**Records provided**
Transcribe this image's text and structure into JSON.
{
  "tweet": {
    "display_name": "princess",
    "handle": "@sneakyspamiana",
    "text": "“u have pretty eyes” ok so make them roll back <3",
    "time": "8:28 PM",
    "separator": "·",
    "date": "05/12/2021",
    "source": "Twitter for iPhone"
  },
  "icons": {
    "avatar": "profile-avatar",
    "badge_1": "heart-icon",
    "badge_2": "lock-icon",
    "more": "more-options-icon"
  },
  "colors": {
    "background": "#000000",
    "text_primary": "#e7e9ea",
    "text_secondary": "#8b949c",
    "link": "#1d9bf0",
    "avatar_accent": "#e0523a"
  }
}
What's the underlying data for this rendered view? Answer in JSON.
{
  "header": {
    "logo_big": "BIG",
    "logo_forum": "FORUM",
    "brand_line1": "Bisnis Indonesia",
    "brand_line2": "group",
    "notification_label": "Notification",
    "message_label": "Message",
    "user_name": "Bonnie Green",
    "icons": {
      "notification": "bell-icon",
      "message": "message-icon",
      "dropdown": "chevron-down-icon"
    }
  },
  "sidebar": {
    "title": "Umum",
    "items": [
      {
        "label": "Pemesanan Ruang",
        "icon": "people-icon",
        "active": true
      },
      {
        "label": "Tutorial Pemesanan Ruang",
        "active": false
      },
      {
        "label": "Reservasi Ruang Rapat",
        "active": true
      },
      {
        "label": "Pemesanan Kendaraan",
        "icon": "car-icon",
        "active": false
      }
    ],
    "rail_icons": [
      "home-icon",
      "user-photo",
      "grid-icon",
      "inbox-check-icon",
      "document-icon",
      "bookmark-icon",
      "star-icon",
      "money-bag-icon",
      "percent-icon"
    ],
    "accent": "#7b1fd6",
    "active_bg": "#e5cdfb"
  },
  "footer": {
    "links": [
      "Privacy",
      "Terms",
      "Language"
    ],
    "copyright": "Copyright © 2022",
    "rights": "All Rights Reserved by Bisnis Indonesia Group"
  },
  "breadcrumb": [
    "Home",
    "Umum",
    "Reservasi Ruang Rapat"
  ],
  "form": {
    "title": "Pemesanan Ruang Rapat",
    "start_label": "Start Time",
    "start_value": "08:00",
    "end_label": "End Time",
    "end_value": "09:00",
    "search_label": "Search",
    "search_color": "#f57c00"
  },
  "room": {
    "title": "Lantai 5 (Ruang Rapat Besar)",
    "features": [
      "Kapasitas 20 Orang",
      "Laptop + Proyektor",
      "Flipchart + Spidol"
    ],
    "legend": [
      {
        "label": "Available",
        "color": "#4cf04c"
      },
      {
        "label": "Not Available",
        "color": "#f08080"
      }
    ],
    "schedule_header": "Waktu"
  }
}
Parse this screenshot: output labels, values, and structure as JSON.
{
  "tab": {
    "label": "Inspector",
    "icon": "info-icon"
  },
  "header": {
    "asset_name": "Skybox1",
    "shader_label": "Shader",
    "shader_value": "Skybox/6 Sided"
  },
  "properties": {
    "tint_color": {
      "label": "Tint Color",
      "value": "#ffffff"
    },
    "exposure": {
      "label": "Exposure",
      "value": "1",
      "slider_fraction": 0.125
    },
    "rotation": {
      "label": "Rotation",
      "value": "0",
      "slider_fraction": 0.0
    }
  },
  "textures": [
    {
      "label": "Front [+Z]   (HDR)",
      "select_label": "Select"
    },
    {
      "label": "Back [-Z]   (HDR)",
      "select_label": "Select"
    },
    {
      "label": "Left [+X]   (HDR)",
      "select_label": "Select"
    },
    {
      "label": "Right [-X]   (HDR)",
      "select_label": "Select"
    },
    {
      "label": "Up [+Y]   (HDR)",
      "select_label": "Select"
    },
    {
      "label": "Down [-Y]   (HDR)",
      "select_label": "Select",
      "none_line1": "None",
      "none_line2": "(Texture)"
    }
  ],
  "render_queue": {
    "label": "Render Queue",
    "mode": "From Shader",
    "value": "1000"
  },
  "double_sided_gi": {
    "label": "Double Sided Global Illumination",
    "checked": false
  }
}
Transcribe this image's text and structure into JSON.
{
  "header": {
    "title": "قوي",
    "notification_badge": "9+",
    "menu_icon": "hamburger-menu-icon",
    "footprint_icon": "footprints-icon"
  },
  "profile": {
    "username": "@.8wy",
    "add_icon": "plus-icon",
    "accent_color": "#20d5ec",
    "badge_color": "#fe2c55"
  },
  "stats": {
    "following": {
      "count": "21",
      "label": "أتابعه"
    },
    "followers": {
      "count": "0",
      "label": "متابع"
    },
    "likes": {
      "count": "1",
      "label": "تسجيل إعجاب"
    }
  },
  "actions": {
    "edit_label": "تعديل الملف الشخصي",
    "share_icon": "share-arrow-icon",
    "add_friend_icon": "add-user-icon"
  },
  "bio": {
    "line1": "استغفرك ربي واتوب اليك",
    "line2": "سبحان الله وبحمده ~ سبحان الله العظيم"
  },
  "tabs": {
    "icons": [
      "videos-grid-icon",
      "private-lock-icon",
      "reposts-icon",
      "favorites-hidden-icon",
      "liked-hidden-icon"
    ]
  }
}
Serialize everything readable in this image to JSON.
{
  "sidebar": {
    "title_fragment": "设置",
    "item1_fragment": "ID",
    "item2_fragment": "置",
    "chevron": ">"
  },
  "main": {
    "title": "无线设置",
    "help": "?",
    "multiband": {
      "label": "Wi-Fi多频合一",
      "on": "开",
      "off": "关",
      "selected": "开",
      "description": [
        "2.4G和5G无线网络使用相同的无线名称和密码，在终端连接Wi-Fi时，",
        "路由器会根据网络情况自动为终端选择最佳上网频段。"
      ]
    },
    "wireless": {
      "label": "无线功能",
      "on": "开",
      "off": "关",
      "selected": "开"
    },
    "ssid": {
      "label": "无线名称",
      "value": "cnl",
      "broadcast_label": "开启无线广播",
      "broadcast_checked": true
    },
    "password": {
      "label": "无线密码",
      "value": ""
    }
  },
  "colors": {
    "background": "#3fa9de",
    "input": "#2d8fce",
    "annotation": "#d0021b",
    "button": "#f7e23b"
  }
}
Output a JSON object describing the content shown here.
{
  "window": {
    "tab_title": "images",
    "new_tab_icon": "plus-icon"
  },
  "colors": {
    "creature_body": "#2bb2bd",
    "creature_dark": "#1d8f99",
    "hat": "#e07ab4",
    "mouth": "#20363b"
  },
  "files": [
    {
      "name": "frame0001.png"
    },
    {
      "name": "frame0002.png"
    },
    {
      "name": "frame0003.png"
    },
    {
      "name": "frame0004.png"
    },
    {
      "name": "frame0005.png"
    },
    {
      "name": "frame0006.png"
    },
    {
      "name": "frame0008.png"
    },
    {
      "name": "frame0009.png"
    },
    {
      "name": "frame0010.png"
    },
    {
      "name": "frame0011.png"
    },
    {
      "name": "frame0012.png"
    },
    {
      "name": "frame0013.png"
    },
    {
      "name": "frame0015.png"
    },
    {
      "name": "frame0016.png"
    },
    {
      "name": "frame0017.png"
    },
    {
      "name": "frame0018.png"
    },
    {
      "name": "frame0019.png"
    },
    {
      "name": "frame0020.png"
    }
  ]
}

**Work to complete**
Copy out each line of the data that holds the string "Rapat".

**Written solution**
        "label": "Reservasi Ruang Rapat",
    "Reservasi Ruang Rapat"
    "title": "Pemesanan Ruang Rapat",
    "title": "Lantai 5 (Ruang Rapat Besar)",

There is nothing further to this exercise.